In several of the earlier post about gunslingers I have mentioned their activities in El Paso. El Paso is a border town just south of what is now New Mexico. It has been immortalised in three Marty Robbin’s songs, the most popular of which is entitled “El Paso”. Numerious notorious gunslingers passed through and strode it’s streets.
El Paso was originaly just a sleepy little adobe village named for its nearest neighboe, Paso del Norte (now Juarez, located just across the Rio Grande, in Mexico. In the early days of 1850’s there were just a few scattred ranches on the north bank of the muddy river. Down town El Paso was known variously as Coonsville, Franklin and El Paso among other names. Another settelment known as Magoffinsville was near by. And the Stephenson ranch squatted where the Concordia Cemenetery is located today.
Miles of sagebrush and mesquite devided these locations and Apache Indians put more than a few arrows in unwarry travlers moving from one place to the other. Fiveteen to twenty miles to the southeast were the bigger towns of Ysleta, scorro and San Elezario, all located in hostel enviroments. By necessity people travled to them in large well armed groups.
In early El Paso a thick jungle-like growth known as the bosque extended for miles up and down the river. The Rio Grande cut through a gourge and splashed over a waterfall and mendered around in lazy loops. the bosque became a dense five-mile-wide thicket in some places. the bosque was considered cruel and treacherous. It teamed with wild life, and quicksand. Making the area worse was the dredges of socity that hid and struck from it’s depth. This ragged band of desprados was made up of Indians, Mexicans and Anglos.

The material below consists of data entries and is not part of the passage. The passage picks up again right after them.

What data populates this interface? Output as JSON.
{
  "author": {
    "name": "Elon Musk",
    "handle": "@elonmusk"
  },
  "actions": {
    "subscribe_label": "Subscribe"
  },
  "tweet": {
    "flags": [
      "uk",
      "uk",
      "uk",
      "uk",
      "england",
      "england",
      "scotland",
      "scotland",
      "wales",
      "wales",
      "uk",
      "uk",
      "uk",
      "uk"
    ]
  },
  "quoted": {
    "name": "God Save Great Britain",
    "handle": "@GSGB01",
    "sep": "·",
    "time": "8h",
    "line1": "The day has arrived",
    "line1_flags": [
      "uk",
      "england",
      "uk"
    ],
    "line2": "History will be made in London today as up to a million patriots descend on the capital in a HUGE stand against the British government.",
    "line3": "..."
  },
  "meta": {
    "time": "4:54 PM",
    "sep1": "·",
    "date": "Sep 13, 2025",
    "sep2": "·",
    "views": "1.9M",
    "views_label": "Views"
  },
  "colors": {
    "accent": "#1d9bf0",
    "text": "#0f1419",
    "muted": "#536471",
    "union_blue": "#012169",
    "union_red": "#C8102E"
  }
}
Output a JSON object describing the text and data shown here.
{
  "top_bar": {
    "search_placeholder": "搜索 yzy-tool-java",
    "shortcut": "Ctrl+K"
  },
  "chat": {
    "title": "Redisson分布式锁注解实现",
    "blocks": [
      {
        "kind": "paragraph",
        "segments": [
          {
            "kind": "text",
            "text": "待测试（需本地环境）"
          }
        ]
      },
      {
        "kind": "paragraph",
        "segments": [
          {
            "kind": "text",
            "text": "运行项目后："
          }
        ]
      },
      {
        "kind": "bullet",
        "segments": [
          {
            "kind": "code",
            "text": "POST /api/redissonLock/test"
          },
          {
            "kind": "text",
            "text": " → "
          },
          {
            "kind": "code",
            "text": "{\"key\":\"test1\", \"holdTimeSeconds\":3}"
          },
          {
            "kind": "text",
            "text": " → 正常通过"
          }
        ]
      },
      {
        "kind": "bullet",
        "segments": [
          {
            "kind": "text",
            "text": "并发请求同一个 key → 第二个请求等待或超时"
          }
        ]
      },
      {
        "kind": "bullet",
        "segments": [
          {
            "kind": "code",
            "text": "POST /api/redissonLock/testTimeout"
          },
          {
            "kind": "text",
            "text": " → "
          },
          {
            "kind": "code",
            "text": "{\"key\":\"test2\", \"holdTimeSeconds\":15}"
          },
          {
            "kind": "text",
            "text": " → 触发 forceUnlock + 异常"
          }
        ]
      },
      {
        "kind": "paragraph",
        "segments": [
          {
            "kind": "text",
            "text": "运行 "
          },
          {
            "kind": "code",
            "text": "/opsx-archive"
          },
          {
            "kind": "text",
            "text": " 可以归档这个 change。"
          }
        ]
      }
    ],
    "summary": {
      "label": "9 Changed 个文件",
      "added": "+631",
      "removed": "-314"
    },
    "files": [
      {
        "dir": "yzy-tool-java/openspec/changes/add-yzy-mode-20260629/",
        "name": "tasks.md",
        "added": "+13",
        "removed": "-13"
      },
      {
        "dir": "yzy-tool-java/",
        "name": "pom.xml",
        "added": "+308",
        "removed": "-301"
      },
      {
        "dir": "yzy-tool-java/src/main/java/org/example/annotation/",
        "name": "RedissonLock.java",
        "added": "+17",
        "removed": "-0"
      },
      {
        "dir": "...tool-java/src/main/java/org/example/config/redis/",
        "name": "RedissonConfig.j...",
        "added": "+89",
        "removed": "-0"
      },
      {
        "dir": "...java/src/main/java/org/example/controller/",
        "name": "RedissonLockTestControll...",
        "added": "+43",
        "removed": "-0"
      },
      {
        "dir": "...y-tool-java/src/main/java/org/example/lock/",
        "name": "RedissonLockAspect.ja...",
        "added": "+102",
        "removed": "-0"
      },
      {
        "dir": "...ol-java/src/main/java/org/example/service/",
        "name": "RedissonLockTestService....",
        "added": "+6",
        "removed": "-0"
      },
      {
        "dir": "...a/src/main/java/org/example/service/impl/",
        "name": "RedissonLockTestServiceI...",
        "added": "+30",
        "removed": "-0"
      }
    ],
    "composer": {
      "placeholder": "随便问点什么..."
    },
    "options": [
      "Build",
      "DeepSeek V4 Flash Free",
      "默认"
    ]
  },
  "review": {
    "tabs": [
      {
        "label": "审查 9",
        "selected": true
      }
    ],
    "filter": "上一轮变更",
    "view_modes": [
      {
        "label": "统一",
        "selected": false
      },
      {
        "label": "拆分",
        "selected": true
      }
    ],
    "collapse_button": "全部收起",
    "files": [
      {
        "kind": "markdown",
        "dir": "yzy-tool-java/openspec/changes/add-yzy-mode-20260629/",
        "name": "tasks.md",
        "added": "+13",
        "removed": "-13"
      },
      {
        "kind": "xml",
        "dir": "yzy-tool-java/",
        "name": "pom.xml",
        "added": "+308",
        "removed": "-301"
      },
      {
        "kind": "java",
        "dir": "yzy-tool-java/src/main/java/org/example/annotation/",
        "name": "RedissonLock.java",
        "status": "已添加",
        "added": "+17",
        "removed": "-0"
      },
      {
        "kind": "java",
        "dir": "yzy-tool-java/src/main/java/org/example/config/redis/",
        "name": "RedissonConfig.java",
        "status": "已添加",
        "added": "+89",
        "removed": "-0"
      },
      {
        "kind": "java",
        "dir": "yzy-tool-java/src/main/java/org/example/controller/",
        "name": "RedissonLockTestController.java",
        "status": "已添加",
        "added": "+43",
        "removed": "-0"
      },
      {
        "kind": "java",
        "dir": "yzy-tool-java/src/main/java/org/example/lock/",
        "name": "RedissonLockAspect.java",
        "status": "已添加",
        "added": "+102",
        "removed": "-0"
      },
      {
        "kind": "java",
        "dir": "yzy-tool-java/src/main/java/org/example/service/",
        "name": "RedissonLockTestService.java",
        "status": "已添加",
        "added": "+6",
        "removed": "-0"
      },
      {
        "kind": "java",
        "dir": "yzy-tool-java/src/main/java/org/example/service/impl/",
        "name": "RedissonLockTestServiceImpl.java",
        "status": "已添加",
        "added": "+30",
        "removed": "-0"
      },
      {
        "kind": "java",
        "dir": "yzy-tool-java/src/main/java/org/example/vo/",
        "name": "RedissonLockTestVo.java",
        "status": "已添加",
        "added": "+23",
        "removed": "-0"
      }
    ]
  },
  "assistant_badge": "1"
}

In the 1850’s and 60’s El Paso began to to form it’s self in to a town. El Paso street became the main thoroughfare. Named because it led to Paso del Norte, actually to get to Mexico you left the end of the street walked through the thickets and waded the Rio Grande. If the water seemed to be to high you jumped in a row boat and pulled yourself across with a rope tied to a cottonwood tree on each side of the river. On a personal note I have travled the highway along this river on three of four occasions and the water in this river at this point at least looks like slow moving brown mud.
The houses were mostly adobe or tents and travel was by stage or wagon train to the outside world. The Las Vegas NM, paper optic called El Paso “the jumping of place of creation, a country equal to the orthodox church belife in Hell”

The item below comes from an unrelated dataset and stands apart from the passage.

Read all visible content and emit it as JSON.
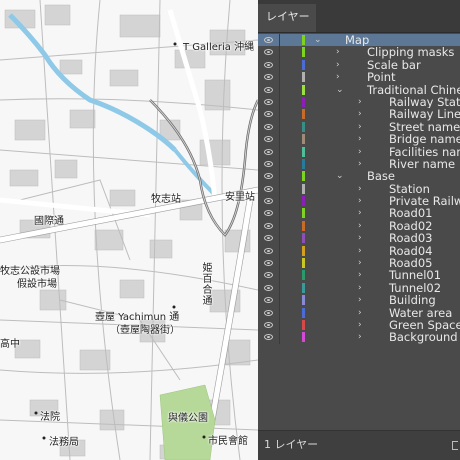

Basicly the comunity had no law and except in a few instances needed none. An occasional Texas Ranger from Ysleta would come to admenester justice.
In 1881 with a population of around four hunders the railroad reached El Paso, not from the east but from San Fransico. Over night the sleepy town became of intrest to half the nation as the gate way to Mexico. the town quickly flooded with speculators as the railroads from the east raced to see who would reach El Paso first. Land speculators, busnessmen, preachers, gamblers, outlaws, fiddlefooters of every description and degree headed to El paso hoping to cash in on the boom. along with prospertity came a new degree of lawlessness and excitement not experenced before.
Juarez had a population of close to 5,000, ten times the size of El Paso it was here that the most popular den’s of entertainment of all types were located saloons were in ample supply. On Janurary 28,1881 a good sized group of eneberated Americans crossing the river came upon a highly intoxicated Mexican with a lot of money on him. They took him for a little walk and helped theirselves to some of his cash and left him. A hour later they stumbled across their rich amigo and once again took him on a little walk and relieved him of his cash. Wonderiously the same party came across the fellow again , this time they took him to the river and stripped him to make sure they had all his cash and dumped him in the river.
It seems that this time their stunt sobered him up. He later appeared in the square shivering and angry as hell. He went straight to the millitary commander and told his story. the commander quickly gave orders and every american in town guilty or not was rounded up and throwwn into jail.
In El Paso a rumbel of outrage was voiced and a internatonal insident was on the verge of happening. a speedy trial was promised, but nothing happened.
It was a Mexican pratice that allowed a wife or girl friend to visit in prision on sundays. A group of women were enlisted to smuggle some guns into the prision. the women walked through the prision gates with loaded pistols under their skirts undetected and passed them to some of the americans.
After the women left a break was attempted and a few made it outside only to be captured again . Three made it to the muddy river where they were shot and drowned by a Vaquero. The bodies were recovered and dragged to town by burros in a victory parade. El Paso requested the bodies and were told they could have them for $75 apeice. The money was not paid and the bodies were dumped into a ditch and the sides caved in on them.
Three months later, three others made a excape and made it to the United States. And another was released for medical causes. A very tough croud in El Paso identified the vaquero and marked him for death. The story continued to unfold and asumed the proportiouns of a tragic opera. This set stage one of the most complex gunslingers in western history. Dallas Stoudenmire was about to arrive in El Paso.
TO BE CONTINUED